Through the 18th and 19th centuries Earlham Hall was home to the prominent Norwich Quaker and banking family, the Gurneys.
Their silk dresses, fur coats and feathered hats would once have hung in the dressing rooms which now house photocopiers and filing cabinets.
In what is now the undergraduate student common room Elizabeth Fry’s older sister, Catherine, once sat by the window and rested in her old age. Elizabeth was brought up by this sister after the death of their mother and Catherine’s gentle ghost is said to haunt the room.
“I have always been fine here, but some people are totally spooked. We had builders who wouldn’t come back,” said Karen.
There are other ghost stories, and during the restoration a “witchcraft brick” was found high in the main southern facade of the hall, with a pentacle and the number 666 scratched into it. It could have been to ward off evil – or even suggest witchcraft was once practised here.
The oldest part of the house is the wood-panelled great hall, with massive doors to the north and south and huge marble fireplaces at either end. Its stately staircase ascends past an elaborate plasterwork ceiling and the hall is flanked by wings of drawing rooms, dining rooms, bedrooms and even a vast billiard room, now subdivided.
“We have got the dining room, the study, the library, the billiard room. It’s just like a Cluedo board!” said Karen. Claudina Richards is a senior lecturer in law and said: “If you stand on some floorboards, a door will open or shut. It’s not just an office or workplace, it’s a 17th-century home.
Avenues would once have would once have swept off across the parkland from the north and south doorways and can still be traced through the grounds of the UEA and Earlham Park. Pretty walled gardens, once belonging to the hall, are still part of Earlham Park, one of Norwich’s public parks. Some of the trees in the parkland are said to be more than 800 years old.
As the students move back into the hall young people are once again picnicking on the lawns in front of the venerable hall and striding through its corridors.
“It’s great to be back. There’s such a sense of community here. I wish I could stay on a bit longer!” said David Wilson, a third year student and head of the UEA Law Society.
Today the official entrance to the department is through the original tradesmen’s access, with the reception area created from a courtyard and the old kitchens. It leads to a huge iron-studded door with a knocker once used to summon servants.
Along another back corridor are the stairs to the old apple loft and a passageway to the out-house with its mighty wooden horse-pulled pump, which was used to bring water to the house until 1901.
Opposite are stables and coach-houses and now that the restoration of the Hall is complete the Law School has turned its attention to these outbuildings, launching a £1.5m appeal to set up a Law Clinic where the public will be able to come for free legal advice, and a mock court-room for students to train.

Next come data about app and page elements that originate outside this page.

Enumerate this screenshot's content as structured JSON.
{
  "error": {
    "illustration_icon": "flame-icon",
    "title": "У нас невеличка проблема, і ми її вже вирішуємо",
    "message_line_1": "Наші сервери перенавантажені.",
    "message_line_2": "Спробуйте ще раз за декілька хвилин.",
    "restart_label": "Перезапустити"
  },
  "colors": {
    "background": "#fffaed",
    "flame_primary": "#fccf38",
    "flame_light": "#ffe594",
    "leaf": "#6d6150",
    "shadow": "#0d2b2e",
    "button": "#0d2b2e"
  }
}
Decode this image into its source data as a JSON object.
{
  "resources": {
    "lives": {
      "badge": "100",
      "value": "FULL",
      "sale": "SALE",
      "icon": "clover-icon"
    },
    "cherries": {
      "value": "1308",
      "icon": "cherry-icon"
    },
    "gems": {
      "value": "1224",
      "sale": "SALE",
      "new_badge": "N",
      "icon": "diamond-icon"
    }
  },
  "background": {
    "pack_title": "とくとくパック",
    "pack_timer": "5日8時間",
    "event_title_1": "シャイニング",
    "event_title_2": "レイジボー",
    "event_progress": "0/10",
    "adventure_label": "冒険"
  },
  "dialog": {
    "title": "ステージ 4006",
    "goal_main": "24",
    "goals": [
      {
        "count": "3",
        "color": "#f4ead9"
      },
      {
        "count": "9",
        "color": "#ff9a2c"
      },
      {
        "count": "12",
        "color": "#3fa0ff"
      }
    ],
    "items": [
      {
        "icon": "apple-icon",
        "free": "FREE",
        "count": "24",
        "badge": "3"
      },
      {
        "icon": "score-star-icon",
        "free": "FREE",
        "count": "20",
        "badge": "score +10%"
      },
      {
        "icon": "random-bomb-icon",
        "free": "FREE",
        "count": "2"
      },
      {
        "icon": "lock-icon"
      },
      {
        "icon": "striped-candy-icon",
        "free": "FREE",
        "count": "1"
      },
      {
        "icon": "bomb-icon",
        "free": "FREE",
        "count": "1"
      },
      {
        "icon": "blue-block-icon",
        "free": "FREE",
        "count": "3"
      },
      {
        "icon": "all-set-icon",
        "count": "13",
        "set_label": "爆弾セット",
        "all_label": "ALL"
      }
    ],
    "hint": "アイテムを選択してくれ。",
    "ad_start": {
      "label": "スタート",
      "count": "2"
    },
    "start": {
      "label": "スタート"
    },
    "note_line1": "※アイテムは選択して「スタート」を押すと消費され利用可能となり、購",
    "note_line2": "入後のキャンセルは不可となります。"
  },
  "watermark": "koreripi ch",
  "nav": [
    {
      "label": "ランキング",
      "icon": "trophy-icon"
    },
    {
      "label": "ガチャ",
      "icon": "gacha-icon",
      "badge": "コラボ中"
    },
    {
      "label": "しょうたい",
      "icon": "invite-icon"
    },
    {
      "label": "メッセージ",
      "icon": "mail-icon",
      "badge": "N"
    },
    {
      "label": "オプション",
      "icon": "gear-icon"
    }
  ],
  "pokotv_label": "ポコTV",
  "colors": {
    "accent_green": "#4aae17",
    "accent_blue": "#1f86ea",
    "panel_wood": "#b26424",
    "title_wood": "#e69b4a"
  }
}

Karen is eager to share the history of this hall and hopes a nearby barn might one day become an information point, telling passers-by more about the lovely building glimpsed on walks through Earlham Park. As well as being home to generations of the Gurney banking family it has been a museum, library, nursing home, maternity hospital and school before becoming, in 1963, the first building of the new UEA.
Today it is home to the university’s 700 law students, and teaching, research and administration staff. The parkland all around is open to the public daily and the hall will be open too, and its spectacular restoration revealed, during the Heritage Open Days weekend this September.